    Pure and simple are often not quite the same thing with the latter leading to interesting apps while the former still fiddles about with Hello, World. While the JSON will suit those writing one-page apps down to the ground, it’s also a really nice way design from the outside in, going pure if and when needed.

    (Hey Jeff, don’t forget about that TCL browser plugin ;-)

  • ravi

    Hi
    I was wondering if you could help me out in finding a tool or a way in which i can compare and find out the diffrences between two different schemas.I have an schema defined in the external system and the xml generated from it leads to an a smaller xml which has an diffrent schema defined in my C# .net code.Manually comparing them is a cumbersome process as well as prone to errors also.

    Any Suggestions please do mail me or post them here.

    Thanx
    loginotavailable

  • dennis

    “I can’t tell you how useful a bootstrap it is to deal directly with data in a way your programming language understands”…which I guess is why the Lisp people like their language so much :)

  • http://taint.org/ Justin Mason

    I like JSON a lot, but I have to say, the idea of throwing freshly-downloaded data directly into an eval(), without any parsing or validation, gives me the willies security-wise…

  • http://www.williamsburger.com Chris Fairbanks

    You don’t need to (and I’d never want to) run the code straight through an eval. There is an open source parser available at http://www.crockford.com/JSON/js.html which covers your back and keeps you safe from running arbitrary code.

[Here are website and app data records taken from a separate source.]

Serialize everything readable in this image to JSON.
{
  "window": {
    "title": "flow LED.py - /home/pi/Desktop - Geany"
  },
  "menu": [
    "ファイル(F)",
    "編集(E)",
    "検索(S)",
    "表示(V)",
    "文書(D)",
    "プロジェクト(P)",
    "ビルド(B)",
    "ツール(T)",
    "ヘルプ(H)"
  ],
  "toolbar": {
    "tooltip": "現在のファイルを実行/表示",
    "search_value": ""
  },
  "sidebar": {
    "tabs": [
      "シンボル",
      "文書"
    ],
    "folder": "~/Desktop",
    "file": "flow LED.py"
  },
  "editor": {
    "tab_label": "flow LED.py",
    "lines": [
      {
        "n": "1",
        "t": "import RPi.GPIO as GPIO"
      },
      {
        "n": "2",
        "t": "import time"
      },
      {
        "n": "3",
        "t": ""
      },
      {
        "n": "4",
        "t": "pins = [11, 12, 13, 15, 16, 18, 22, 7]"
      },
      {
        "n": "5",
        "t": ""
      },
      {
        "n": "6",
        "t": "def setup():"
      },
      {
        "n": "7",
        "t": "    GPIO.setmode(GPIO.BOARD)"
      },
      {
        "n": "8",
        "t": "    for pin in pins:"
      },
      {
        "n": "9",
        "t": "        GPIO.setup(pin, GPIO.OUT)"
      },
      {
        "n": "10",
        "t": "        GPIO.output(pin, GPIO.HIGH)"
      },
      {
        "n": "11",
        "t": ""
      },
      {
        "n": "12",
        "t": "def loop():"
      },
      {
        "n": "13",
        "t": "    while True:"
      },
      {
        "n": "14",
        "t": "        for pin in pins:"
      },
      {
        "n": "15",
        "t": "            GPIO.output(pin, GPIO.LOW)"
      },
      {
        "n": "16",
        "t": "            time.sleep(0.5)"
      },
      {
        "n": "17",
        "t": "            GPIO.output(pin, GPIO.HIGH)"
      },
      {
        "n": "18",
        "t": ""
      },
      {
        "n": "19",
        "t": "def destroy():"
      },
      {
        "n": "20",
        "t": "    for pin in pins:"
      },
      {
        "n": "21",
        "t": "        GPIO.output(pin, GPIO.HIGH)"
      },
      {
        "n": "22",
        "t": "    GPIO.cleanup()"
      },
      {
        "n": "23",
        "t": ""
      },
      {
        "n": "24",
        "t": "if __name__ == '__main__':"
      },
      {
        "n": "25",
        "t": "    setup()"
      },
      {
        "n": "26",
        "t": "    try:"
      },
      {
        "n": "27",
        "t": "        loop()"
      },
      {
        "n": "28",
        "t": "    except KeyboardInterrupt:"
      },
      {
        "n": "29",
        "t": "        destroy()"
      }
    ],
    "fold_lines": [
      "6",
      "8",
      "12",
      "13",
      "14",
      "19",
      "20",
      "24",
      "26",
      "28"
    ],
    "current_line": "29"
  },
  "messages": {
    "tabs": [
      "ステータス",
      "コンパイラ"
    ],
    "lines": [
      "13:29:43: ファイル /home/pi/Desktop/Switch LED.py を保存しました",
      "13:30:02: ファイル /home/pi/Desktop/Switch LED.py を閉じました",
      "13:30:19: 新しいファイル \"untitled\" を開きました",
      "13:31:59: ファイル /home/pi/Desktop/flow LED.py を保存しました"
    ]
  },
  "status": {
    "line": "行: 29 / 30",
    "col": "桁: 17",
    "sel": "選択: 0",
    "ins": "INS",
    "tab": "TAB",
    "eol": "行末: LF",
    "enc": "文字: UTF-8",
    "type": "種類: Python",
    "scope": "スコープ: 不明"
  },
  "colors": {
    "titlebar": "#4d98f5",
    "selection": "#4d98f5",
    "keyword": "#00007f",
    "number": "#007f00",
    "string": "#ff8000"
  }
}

There are a lot of good resources there for other languages as well, although I’ve only had experience with the JavaScript code.

  • http://taint.org/ Justin Mason

    Chris — perfect! thanks for that link, exactly what I was after.